This exercise asks for the records to be retyped exactly as they read.

Records shown
************

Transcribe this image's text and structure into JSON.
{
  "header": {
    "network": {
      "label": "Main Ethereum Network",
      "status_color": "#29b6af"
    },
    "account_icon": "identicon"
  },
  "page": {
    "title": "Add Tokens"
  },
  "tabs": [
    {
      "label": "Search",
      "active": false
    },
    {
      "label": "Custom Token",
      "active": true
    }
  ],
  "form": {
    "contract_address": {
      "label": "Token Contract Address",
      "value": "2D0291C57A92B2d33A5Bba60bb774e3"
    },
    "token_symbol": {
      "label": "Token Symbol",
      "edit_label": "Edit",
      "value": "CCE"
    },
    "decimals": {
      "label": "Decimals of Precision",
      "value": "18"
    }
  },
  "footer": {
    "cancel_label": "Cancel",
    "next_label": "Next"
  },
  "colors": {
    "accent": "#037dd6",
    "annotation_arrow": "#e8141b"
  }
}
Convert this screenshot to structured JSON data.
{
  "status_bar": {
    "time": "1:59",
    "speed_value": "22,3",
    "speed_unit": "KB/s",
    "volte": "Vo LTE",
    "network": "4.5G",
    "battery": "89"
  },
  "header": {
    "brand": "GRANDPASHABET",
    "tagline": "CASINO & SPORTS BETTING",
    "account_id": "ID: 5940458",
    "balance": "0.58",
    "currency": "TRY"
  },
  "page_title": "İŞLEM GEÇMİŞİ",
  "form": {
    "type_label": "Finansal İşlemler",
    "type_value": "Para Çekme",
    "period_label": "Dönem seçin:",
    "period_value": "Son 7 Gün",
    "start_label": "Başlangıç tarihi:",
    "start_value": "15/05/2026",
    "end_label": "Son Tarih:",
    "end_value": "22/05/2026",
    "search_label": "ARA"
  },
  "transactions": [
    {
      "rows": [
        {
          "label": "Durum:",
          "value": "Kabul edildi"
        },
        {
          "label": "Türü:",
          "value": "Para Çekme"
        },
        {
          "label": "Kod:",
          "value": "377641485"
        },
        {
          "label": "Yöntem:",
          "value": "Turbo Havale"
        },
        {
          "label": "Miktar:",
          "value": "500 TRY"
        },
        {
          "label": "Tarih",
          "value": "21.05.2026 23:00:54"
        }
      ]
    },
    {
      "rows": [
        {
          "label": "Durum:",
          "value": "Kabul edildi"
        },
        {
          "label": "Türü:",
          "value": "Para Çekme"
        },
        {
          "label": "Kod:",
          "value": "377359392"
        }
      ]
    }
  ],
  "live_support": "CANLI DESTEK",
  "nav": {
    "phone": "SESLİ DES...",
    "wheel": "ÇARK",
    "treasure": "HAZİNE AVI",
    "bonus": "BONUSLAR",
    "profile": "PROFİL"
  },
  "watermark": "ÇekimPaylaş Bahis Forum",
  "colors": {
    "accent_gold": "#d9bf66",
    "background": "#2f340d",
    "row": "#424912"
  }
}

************

Response to this task
Transcribe this image's text and structure into JSON.
{
  "header": {
    "network": {
      "label": "Main Ethereum Network",
      "status_color": "#29b6af"
    },
    "account_icon": "identicon"
  },
  "page": {
    "title": "Add Tokens"
  },
  "tabs": [
    {
      "label": "Search",
      "active": false
    },
    {
      "label": "Custom Token",
      "active": true
    }
  ],
  "form": {
    "contract_address": {
      "label": "Token Contract Address",
      "value": "2D0291C57A92B2d33A5Bba60bb774e3"
    },
    "token_symbol": {
      "label": "Token Symbol",
      "edit_label": "Edit",
      "value": "CCE"
    },
    "decimals": {
      "label": "Decimals of Precision",
      "value": "18"
    }
  },
  "footer": {
    "cancel_label": "Cancel",
    "next_label": "Next"
  },
  "colors": {
    "accent": "#037dd6",
    "annotation_arrow": "#e8141b"
  }
}
Convert this screenshot to structured JSON data.
{
  "status_bar": {
    "time": "1:59",
    "speed_value": "22,3",
    "speed_unit": "KB/s",
    "volte": "Vo LTE",
    "network": "4.5G",
    "battery": "89"
  },
  "header": {
    "brand": "GRANDPASHABET",
    "tagline": "CASINO & SPORTS BETTING",
    "account_id": "ID: 5940458",
    "balance": "0.58",
    "currency": "TRY"
  },
  "page_title": "İŞLEM GEÇMİŞİ",
  "form": {
    "type_label": "Finansal İşlemler",
    "type_value": "Para Çekme",
    "period_label": "Dönem seçin:",
    "period_value": "Son 7 Gün",
    "start_label": "Başlangıç tarihi:",
    "start_value": "15/05/2026",
    "end_label": "Son Tarih:",
    "end_value": "22/05/2026",
    "search_label": "ARA"
  },
  "transactions": [
    {
      "rows": [
        {
          "label": "Durum:",
          "value": "Kabul edildi"
        },
        {
          "label": "Türü:",
          "value": "Para Çekme"
        },
        {
          "label": "Kod:",
          "value": "377641485"
        },
        {
          "label": "Yöntem:",
          "value": "Turbo Havale"
        },
        {
          "label": "Miktar:",
          "value": "500 TRY"
        },
        {
          "label": "Tarih",
          "value": "21.05.2026 23:00:54"
        }
      ]
    },
    {
      "rows": [
        {
          "label": "Durum:",
          "value": "Kabul edildi"
        },
        {
          "label": "Türü:",
          "value": "Para Çekme"
        },
        {
          "label": "Kod:",
          "value": "377359392"
        }
      ]
    }
  ],
  "live_support": "CANLI DESTEK",
  "nav": {
    "phone": "SESLİ DES...",
    "wheel": "ÇARK",
    "treasure": "HAZİNE AVI",
    "bonus": "BONUSLAR",
    "profile": "PROFİL"
  },
  "watermark": "ÇekimPaylaş Bahis Forum",
  "colors": {
    "accent_gold": "#d9bf66",
    "background": "#2f340d",
    "row": "#424912"
  }
}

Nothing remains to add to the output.